[Opening Input data section]
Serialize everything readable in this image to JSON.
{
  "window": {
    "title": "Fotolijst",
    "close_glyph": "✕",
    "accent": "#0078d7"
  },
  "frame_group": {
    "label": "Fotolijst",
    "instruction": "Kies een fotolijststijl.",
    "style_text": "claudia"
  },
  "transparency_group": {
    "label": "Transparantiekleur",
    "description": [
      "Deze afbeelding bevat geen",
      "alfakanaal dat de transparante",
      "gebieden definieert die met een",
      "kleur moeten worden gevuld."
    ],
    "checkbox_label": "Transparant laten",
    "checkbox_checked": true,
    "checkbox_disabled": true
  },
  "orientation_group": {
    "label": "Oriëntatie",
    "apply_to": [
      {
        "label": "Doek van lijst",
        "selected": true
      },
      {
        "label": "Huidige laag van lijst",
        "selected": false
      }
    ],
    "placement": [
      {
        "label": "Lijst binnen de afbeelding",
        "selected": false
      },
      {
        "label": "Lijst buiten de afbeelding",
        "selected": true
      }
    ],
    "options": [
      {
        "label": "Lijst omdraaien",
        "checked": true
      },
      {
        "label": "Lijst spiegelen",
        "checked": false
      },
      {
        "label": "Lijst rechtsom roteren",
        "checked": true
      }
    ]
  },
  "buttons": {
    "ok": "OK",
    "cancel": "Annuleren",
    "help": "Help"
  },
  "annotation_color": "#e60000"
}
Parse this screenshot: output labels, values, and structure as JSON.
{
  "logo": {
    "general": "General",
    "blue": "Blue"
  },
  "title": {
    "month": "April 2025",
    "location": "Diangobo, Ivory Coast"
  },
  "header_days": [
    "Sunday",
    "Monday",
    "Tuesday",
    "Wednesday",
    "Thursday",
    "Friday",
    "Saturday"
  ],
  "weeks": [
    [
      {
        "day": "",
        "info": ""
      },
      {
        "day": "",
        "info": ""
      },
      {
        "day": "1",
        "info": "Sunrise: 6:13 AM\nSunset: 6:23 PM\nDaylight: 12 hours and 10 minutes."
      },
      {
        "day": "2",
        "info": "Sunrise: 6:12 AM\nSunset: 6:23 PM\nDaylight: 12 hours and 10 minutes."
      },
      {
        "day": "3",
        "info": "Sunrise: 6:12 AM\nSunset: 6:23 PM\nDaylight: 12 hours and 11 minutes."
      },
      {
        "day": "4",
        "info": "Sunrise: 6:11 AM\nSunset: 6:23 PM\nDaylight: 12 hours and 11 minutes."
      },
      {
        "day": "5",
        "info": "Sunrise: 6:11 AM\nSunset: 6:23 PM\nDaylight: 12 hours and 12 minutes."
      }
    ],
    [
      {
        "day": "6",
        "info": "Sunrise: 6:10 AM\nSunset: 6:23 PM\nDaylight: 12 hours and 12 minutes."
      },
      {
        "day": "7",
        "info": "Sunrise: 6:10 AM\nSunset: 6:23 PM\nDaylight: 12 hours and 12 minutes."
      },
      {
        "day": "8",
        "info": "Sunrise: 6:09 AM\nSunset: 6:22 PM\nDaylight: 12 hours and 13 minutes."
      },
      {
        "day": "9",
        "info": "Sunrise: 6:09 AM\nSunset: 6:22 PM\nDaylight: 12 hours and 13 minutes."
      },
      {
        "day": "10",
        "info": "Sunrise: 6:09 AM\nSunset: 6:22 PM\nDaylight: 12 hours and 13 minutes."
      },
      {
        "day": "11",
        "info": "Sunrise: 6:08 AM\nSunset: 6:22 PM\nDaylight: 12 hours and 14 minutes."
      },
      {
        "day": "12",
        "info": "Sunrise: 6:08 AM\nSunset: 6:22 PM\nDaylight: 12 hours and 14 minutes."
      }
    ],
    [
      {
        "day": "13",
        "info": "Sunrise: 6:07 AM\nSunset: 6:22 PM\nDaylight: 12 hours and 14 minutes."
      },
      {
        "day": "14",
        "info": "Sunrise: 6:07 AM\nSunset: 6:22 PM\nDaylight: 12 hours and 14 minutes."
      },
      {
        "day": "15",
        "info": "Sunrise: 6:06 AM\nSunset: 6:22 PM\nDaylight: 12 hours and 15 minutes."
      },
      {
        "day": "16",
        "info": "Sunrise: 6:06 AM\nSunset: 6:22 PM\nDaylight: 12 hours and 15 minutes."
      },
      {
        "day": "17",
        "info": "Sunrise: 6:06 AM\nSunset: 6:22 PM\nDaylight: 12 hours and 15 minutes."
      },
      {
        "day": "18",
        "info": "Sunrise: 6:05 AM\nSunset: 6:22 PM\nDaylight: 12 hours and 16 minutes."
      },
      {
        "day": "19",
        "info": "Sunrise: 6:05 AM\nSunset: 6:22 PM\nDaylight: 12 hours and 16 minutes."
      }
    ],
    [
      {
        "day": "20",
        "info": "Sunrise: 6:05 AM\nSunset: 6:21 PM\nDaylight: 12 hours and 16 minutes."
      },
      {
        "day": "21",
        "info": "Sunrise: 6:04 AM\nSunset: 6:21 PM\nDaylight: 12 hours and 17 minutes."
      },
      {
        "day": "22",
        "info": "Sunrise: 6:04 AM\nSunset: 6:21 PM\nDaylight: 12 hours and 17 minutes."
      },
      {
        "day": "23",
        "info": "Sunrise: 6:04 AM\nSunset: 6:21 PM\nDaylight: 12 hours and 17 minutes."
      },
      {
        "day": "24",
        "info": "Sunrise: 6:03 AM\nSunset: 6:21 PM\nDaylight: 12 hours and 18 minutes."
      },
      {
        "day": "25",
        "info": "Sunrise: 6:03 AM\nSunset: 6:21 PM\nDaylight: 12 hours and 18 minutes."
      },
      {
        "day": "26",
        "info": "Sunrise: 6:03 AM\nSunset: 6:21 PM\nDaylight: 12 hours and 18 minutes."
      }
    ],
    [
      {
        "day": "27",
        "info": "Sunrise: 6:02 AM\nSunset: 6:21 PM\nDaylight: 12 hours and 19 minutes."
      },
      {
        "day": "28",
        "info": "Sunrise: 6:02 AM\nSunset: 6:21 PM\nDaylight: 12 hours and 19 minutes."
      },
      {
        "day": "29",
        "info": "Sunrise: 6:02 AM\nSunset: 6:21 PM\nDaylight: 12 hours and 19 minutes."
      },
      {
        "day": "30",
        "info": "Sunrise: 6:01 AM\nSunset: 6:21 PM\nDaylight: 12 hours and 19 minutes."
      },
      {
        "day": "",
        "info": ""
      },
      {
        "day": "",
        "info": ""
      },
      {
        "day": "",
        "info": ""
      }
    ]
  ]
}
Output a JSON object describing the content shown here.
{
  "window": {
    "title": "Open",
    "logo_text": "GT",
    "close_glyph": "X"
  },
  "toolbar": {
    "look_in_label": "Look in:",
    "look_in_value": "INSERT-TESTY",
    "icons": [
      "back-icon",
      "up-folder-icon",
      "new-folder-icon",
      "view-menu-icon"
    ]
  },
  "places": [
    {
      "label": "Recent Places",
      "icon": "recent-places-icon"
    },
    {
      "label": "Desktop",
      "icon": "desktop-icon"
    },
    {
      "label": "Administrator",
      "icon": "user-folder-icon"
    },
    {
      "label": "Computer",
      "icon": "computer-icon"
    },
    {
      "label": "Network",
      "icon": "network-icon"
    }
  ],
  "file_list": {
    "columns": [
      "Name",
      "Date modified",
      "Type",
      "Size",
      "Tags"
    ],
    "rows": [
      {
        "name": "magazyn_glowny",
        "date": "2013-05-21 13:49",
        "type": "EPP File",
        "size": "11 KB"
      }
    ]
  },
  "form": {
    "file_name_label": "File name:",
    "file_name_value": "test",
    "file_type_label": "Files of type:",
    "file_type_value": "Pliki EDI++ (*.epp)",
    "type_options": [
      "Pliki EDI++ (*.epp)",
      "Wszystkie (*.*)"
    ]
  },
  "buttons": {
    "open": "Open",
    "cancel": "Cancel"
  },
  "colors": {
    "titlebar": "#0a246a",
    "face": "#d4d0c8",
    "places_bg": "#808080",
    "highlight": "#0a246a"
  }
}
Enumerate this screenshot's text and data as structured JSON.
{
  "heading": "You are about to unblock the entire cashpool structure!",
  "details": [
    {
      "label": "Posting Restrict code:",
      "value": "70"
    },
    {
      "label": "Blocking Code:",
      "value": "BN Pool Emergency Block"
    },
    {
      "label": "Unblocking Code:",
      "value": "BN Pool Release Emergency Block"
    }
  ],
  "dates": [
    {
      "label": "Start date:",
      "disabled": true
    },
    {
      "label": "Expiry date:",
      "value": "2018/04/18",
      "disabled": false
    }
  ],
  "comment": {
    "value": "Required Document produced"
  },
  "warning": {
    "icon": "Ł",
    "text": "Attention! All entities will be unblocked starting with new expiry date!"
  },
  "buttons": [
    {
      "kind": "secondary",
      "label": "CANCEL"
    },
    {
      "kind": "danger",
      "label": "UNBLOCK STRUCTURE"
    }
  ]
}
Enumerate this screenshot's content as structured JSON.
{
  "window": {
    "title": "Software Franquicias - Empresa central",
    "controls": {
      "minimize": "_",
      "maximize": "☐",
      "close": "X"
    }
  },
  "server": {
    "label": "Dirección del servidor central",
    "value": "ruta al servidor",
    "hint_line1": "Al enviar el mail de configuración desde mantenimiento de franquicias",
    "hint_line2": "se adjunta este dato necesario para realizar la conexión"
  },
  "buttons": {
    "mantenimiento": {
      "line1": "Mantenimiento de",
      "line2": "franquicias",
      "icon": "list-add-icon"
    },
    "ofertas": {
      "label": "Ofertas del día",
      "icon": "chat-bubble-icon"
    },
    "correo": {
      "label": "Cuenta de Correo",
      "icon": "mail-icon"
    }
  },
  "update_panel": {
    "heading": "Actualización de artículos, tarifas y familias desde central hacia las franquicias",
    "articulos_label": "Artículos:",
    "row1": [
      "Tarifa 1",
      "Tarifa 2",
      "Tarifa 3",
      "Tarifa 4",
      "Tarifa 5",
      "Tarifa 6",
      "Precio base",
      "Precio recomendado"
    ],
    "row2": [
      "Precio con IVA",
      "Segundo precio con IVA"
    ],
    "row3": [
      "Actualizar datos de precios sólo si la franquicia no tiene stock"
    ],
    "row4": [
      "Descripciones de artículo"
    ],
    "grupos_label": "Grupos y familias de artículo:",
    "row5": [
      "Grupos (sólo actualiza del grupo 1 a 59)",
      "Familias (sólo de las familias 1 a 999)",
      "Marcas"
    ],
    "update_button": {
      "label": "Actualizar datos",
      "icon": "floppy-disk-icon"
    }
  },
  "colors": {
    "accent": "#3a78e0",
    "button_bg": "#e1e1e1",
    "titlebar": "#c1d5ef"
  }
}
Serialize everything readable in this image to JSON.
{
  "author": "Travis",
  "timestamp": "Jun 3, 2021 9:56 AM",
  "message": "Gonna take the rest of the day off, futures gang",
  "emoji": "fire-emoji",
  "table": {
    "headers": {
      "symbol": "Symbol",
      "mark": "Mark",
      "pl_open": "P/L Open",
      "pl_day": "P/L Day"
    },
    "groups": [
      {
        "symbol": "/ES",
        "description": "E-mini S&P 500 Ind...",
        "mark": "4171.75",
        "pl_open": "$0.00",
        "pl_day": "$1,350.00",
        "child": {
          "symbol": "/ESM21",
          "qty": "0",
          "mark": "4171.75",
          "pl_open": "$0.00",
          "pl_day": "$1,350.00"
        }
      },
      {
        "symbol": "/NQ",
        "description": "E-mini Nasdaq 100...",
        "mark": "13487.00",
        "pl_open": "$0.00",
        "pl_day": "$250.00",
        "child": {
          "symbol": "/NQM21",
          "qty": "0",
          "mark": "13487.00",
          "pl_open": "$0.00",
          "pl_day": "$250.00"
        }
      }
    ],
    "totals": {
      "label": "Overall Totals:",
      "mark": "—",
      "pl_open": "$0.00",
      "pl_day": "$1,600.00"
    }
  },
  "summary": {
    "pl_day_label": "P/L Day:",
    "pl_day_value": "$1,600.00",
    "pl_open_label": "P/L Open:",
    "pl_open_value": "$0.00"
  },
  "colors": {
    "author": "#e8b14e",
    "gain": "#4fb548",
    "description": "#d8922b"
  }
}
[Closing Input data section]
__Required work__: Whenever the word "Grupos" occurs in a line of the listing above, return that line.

__Reply__:
    "grupos_label": "Grupos y familias de artículo:",
      "Grupos (sólo actualiza del grupo 1 a 59)",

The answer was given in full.